→ **Work item**
Each entry, in full: reproduce it exactly.

→ **Provided material**
§ §

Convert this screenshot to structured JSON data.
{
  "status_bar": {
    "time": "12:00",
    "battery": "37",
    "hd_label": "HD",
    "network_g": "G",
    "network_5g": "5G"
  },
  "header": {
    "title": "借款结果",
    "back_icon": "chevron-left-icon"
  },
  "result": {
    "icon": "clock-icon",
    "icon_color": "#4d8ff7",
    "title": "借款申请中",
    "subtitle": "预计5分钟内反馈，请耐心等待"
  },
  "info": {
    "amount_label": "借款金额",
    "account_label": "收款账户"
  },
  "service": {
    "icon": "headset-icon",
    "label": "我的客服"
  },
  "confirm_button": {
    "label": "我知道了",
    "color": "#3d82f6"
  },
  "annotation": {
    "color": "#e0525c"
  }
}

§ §

→ **Answer box**
Convert this screenshot to structured JSON data.
{
  "status_bar": {
    "time": "12:00",
    "battery": "37",
    "hd_label": "HD",
    "network_g": "G",
    "network_5g": "5G"
  },
  "header": {
    "title": "借款结果",
    "back_icon": "chevron-left-icon"
  },
  "result": {
    "icon": "clock-icon",
    "icon_color": "#4d8ff7",
    "title": "借款申请中",
    "subtitle": "预计5分钟内反馈，请耐心等待"
  },
  "info": {
    "amount_label": "借款金额",
    "account_label": "收款账户"
  },
  "service": {
    "icon": "headset-icon",
    "label": "我的客服"
  },
  "confirm_button": {
    "label": "我知道了",
    "color": "#3d82f6"
  },
  "annotation": {
    "color": "#e0525c"
  }
}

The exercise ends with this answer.